Expansion of Trans Mountain oil pipeline would be delayed by months and incur hundreds of millions of dollars of additional cost, unless its route is changed, the Canadian government corporation building the pipeline said in a filing.
Trans Mountain Corp (TMC) urged the Canada Energy Regulator to change the approved route on a 1.3-kilometre (0.8 mile) section just south of Kamloops, British Columbia, as micro-tunneling construction required on the route is not feasible technically or economically.
TMC feared that continuing with the micro-tunneling process would add “significant risks, costs and in-service date delays” for the project.
The Trans Mountain pipeline is Canada’s only pipeline system transporting oil from Alberta to the West Coast and its expansion will boost the pipeline’s capacity to 890,000 barrels per day (bpd) from 300,000 bpd currently.
“Each month of delay in the in-service date results in roughly $200 million in lost revenues and roughly $190 million in carrying charges for Trans Mountain,” TMC said in the filing on Thursday.
Shippers and other parties relying on the expansion project will also incur losses from such delays.

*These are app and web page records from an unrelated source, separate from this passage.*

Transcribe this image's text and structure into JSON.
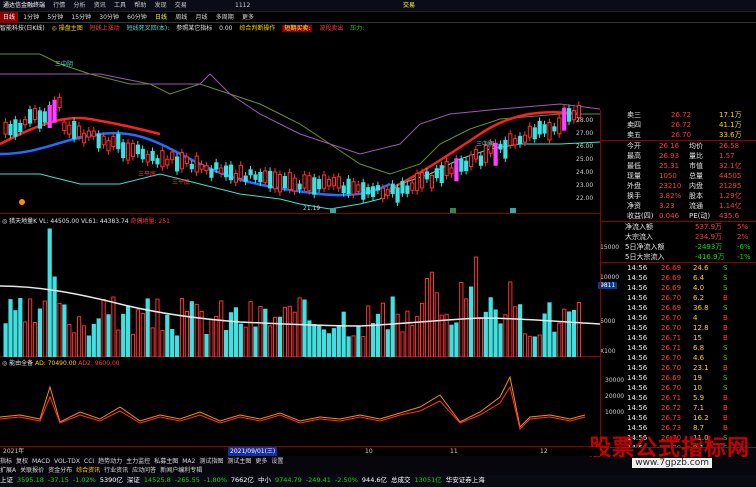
{
  "titlebar": {
    "app": "通达信金融终端",
    "menus": [
      "行情",
      "分析",
      "资讯",
      "工具",
      "帮助",
      "发现",
      "交易"
    ],
    "code": "1112",
    "right": "交易"
  },
  "period_tabs": [
    "日线",
    "1分钟",
    "5分钟",
    "15分钟",
    "30分钟",
    "60分钟",
    "日线",
    "周线",
    "月线",
    "多周期",
    "更多"
  ],
  "indicator_line": {
    "name": "智能科技(日K线)",
    "a": "◎ 操盘主图",
    "b": "短线上涨动",
    "c": "短线死叉回(本):",
    "d": "参照某它指标",
    "e": "0.00",
    "f": "综合判断操作",
    "g": "短期买卖:",
    "h": "波段卖出",
    "i": "压力:"
  },
  "chart_labels": {
    "t1": "三中阴",
    "t2": "三平底",
    "t3": "三平底",
    "t4": "三中阴",
    "low": "21.19",
    "right_hi": "27.00"
  },
  "price_axis": [
    "28.00",
    "27.00",
    "26.00",
    "25.00",
    "24.00",
    "23.00",
    "22.00"
  ],
  "orderbook": {
    "asks": [
      {
        "label": "卖三",
        "price": "26.72",
        "vol": "17.1万"
      },
      {
        "label": "卖四",
        "price": "26.72",
        "vol": "41.1万"
      },
      {
        "label": "卖五",
        "price": "26.70",
        "vol": "33.6万"
      }
    ],
    "stats": [
      {
        "l": "今开",
        "v": "26.16",
        "l2": "均价",
        "v2": "26.58"
      },
      {
        "l": "最高",
        "v": "26.93",
        "l2": "量比",
        "v2": "1.57"
      },
      {
        "l": "最低",
        "v": "25.31",
        "l2": "市值",
        "v2": "32.1亿"
      },
      {
        "l": "现量",
        "v": "1050",
        "l2": "总量",
        "v2": "44505"
      },
      {
        "l": "外盘",
        "v": "23210",
        "l2": "内盘",
        "v2": "21295"
      },
      {
        "l": "换手",
        "v": "3.82%",
        "l2": "股本",
        "v2": "1.29亿"
      },
      {
        "l": "净资",
        "v": "3.23",
        "l2": "流通",
        "v2": "1.14亿"
      },
      {
        "l": "收益(四)",
        "v": "0.046",
        "l2": "PE(动)",
        "v2": "435.6"
      }
    ],
    "flow": [
      {
        "l": "净流入额",
        "v": "537.9万",
        "p": "5%"
      },
      {
        "l": "大宗流入",
        "v": "234.9万",
        "p": "2%"
      },
      {
        "l": "5日净流入额",
        "v": "-2493万",
        "p": "-6%"
      },
      {
        "l": "5日大宗流入",
        "v": "-416.9万",
        "p": "-1%"
      }
    ],
    "ticks": [
      {
        "t": "14:56",
        "p": "26.69",
        "v": "24.6",
        "f": "S"
      },
      {
        "t": "14:56",
        "p": "26.69",
        "v": "6.4",
        "f": "S"
      },
      {
        "t": "14:56",
        "p": "26.69",
        "v": "4.0",
        "f": "S"
      },
      {
        "t": "14:56",
        "p": "26.70",
        "v": "6.2",
        "f": "B"
      },
      {
        "t": "14:56",
        "p": "26.69",
        "v": "36.8",
        "f": "S"
      },
      {
        "t": "14:56",
        "p": "26.70",
        "v": "4",
        "f": "B"
      },
      {
        "t": "14:56",
        "p": "26.70",
        "v": "12.8",
        "f": "B"
      },
      {
        "t": "14:56",
        "p": "26.71",
        "v": "15",
        "f": "B"
      },
      {
        "t": "14:56",
        "p": "26.71",
        "v": "6.8",
        "f": "S"
      },
      {
        "t": "14:56",
        "p": "26.70",
        "v": "4.6",
        "f": "S"
      },
      {
        "t": "14:56",
        "p": "26.70",
        "v": "23.1",
        "f": "B"
      },
      {
        "t": "14:56",
        "p": "26.69",
        "v": "19",
        "f": "S"
      },
      {
        "t": "14:56",
        "p": "26.70",
        "v": "10",
        "f": "S"
      },
      {
        "t": "14:56",
        "p": "26.71",
        "v": "5.9",
        "f": "B"
      },
      {
        "t": "14:56",
        "p": "26.72",
        "v": "7.1",
        "f": "B"
      },
      {
        "t": "14:56",
        "p": "26.73",
        "v": "16.2",
        "f": "B"
      },
      {
        "t": "14:56",
        "p": "26.73",
        "v": "8.7",
        "f": "B"
      },
      {
        "t": "14:56",
        "p": "26.70",
        "v": "11.0",
        "f": "S"
      },
      {
        "t": "14:56",
        "p": "26.70",
        "v": "9.1",
        "f": "S"
      }
    ]
  },
  "vol_panel": {
    "title": "◎ 猎天地量K",
    "vl": "VL: 44505.00",
    "vl1": "VL61: 44383.74",
    "extra": "奇偶地量: 251",
    "axis": [
      "15000",
      "10000",
      "5000",
      "X100"
    ],
    "marker": "9811"
  },
  "ad_panel": {
    "title": "◎ 能由全备",
    "ad": "AD: 70490.00",
    "ad2": "AD2: 9600.00",
    "axis": [
      "30000",
      "20000",
      "10000"
    ]
  },
  "x_axis": {
    "start": "2021年",
    "cursor": "2021/09/01(三)",
    "m1": "10",
    "m2": "11",
    "m3": "12"
  },
  "bottom_tabs": [
    "指标",
    "复权",
    "MACD",
    "VOL-TDX",
    "CCI",
    "趋势动力",
    "主力监控",
    "私募主图",
    "MA2",
    "测试指图",
    "测试主图",
    "更多",
    "设置"
  ],
  "bottom_tabs2": [
    "扩展A",
    "关联报价",
    "资金分布",
    "综合资讯",
    "行业资讯",
    "应动问答",
    "新闻户编利专辑"
  ],
  "status": [
    {
      "name": "上证",
      "val": "3595.18",
      "chg": "-37.15",
      "pct": "-1.02%",
      "amt": "5390亿"
    },
    {
      "name": "深证",
      "val": "14525.8",
      "chg": "-265.55",
      "pct": "-1.80%",
      "amt": "7662亿"
    },
    {
      "name": "中小",
      "val": "9744.79",
      "chg": "-249.41",
      "pct": "-2.50%",
      "amt": "944.6亿"
    },
    {
      "name": "总成交",
      "val": "13051亿",
      "chg": "",
      "pct": "",
      "amt": "华安证券上海"
    }
  ],
  "watermark": {
    "text": "股票公式指标网",
    "url": "www.7gpzb.com"
  }
}
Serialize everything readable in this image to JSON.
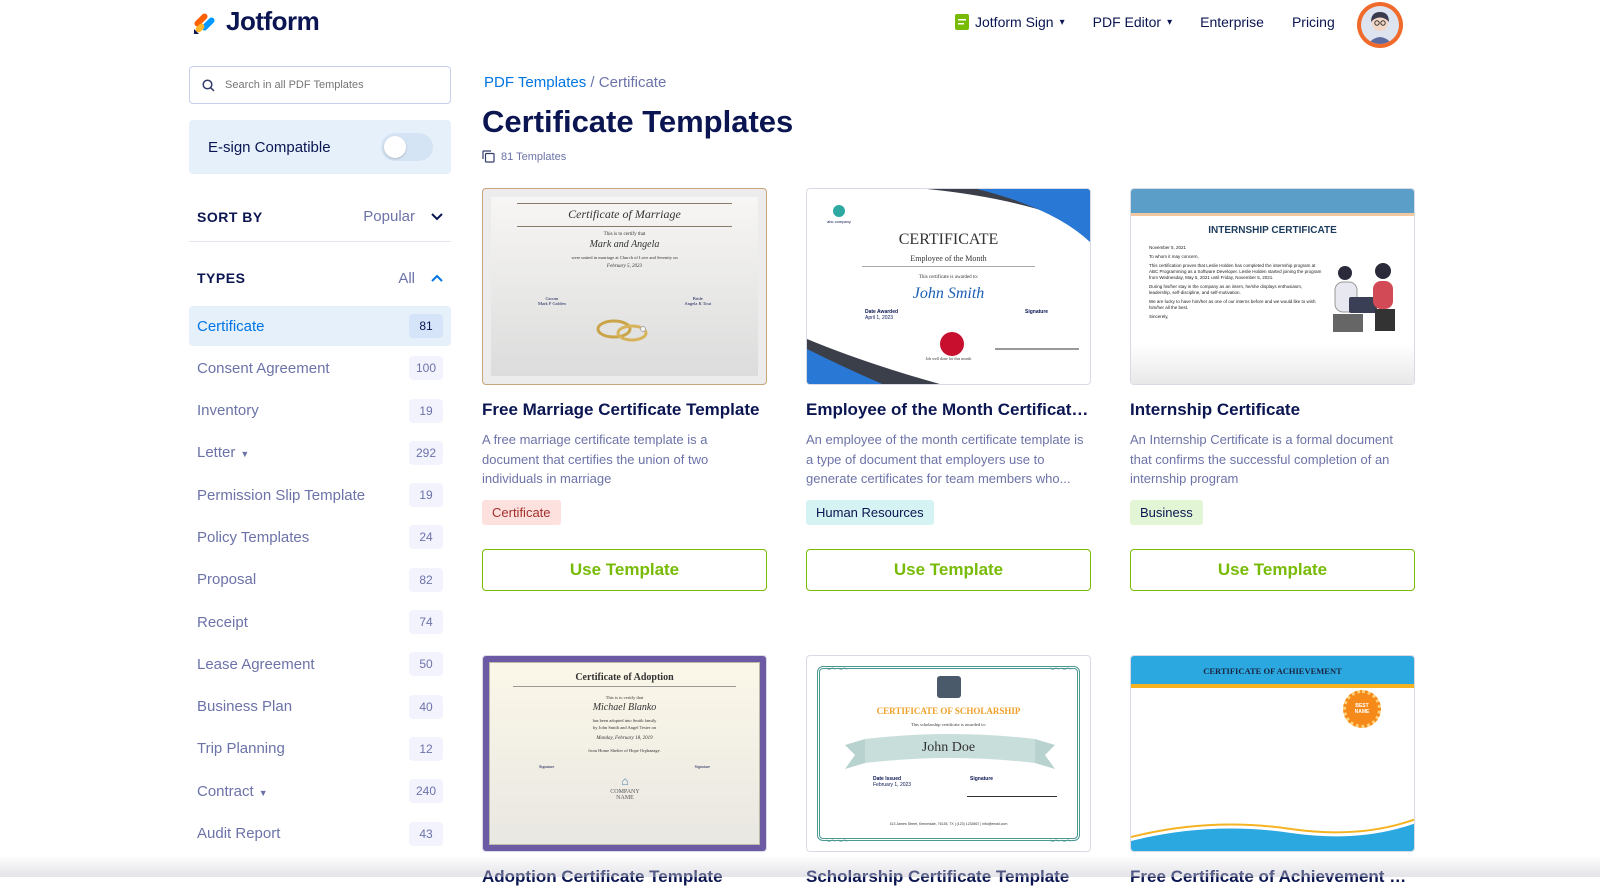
{
  "header": {
    "logo_text": "Jotform",
    "nav": [
      {
        "label": "Jotform Sign",
        "has_caret": true
      },
      {
        "label": "PDF Editor",
        "has_caret": true
      },
      {
        "label": "Enterprise",
        "has_caret": false
      },
      {
        "label": "Pricing",
        "has_caret": false
      }
    ]
  },
  "sidebar": {
    "search_placeholder": "Search in all PDF Templates",
    "esign_label": "E-sign Compatible",
    "sort_label": "SORT BY",
    "sort_value": "Popular",
    "types_label": "TYPES",
    "types_value": "All",
    "types": [
      {
        "label": "Certificate",
        "count": "81"
      },
      {
        "label": "Consent Agreement",
        "count": "100"
      },
      {
        "label": "Inventory",
        "count": "19"
      },
      {
        "label": "Letter",
        "count": "292"
      },
      {
        "label": "Permission Slip Template",
        "count": "19"
      },
      {
        "label": "Policy Templates",
        "count": "24"
      },
      {
        "label": "Proposal",
        "count": "82"
      },
      {
        "label": "Receipt",
        "count": "74"
      },
      {
        "label": "Lease Agreement",
        "count": "50"
      },
      {
        "label": "Business Plan",
        "count": "40"
      },
      {
        "label": "Trip Planning",
        "count": "12"
      },
      {
        "label": "Contract",
        "count": "240"
      },
      {
        "label": "Audit Report",
        "count": "43"
      }
    ]
  },
  "main": {
    "breadcrumb_root": "PDF Templates",
    "breadcrumb_sep": " / ",
    "breadcrumb_current": "Certificate",
    "title": "Certificate Templates",
    "template_count": "81 Templates",
    "use_label": "Use Template",
    "cards": [
      {
        "title": "Free Marriage Certificate Template",
        "desc": "A free marriage certificate template is a document that certifies the union of two individuals in marriage",
        "tag": "Certificate",
        "tag_bg": "#fde1df",
        "tag_fg": "#a3302b",
        "thumb": {
          "heading": "Certificate of Marriage",
          "sub": "This is to certify that",
          "names": "Mark and Angela",
          "line": "were united in marriage at Church of Love and Serenity on",
          "date": "February 5, 2023",
          "left": "Groom",
          "left_name": "Mark F Golden",
          "right": "Bride",
          "right_name": "Angela K Tout"
        }
      },
      {
        "title": "Employee of the Month Certificate Template",
        "desc": "An employee of the month certificate template is a type of document that employers use to generate certificates for team members who...",
        "tag": "Human Resources",
        "tag_bg": "#d6f3f3",
        "tag_fg": "#0a1551",
        "thumb": {
          "heading": "CERTIFICATE",
          "sub": "Employee of the Month",
          "line": "This certificate is awarded to:",
          "name": "John Smith",
          "left": "Date Awarded",
          "left_val": "April 1, 2023",
          "right": "Signature",
          "footer": "Job well done for this month",
          "logo": "abc company"
        }
      },
      {
        "title": "Internship Certificate",
        "desc": "An Internship Certificate is a formal document that confirms the successful completion of an internship program",
        "tag": "Business",
        "tag_bg": "#e2f5d5",
        "tag_fg": "#0a1551",
        "thumb": {
          "heading": "INTERNSHIP CERTIFICATE",
          "date": "November 5, 2021",
          "to": "To whom it may concern,",
          "body": "This certification proves that Leslie Holden has completed the internship program at ABC Programming as a Software Developer. Leslie Holden started joining the program from Wednesday, May 5, 2021 until Friday, November 5, 2021.",
          "body2": "During his/her stay in the company as an intern, he/she displays enthusiasm, leadership, self-discipline, and self-motivation.",
          "body3": "We are lucky to have him/her as one of our interns before and we would like to wish him/her all the best.",
          "sign": "Sincerely,"
        }
      },
      {
        "title": "Adoption Certificate Template",
        "thumb": {
          "heading": "Certificate of Adoption",
          "sub": "This is to certify that",
          "name": "Michael Blanko",
          "line1": "has been adopted into Smith family",
          "line2": "by John Smith and Angel Tester on",
          "date": "Monday, February 18, 2019",
          "line3": "from Home Shelter of Hope Orphanage.",
          "left": "Signature",
          "right": "Signature",
          "logo1": "COMPANY",
          "logo2": "NAME"
        }
      },
      {
        "title": "Scholarship Certificate Template",
        "thumb": {
          "heading": "CERTIFICATE OF SCHOLARSHIP",
          "line": "This scholarship certificate is awarded to:",
          "name": "John Doe",
          "left": "Date Issued",
          "left_val": "February 1, 2023",
          "right": "Signature",
          "address": "413 James Street, Kennedale, 76135, TX | (123) 1234567 | info@email.com"
        }
      },
      {
        "title": "Free Certificate of Achievement Template",
        "thumb": {
          "heading": "CERTIFICATE OF ACHIEVEMENT",
          "badge1": "BEST",
          "badge2": "NAME"
        }
      }
    ]
  }
}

The reroute proposal is facing opposition from the Stk’emlupsemc te Secwepemc Nation (SSN), an indigenous group whose territory the pipeline crosses.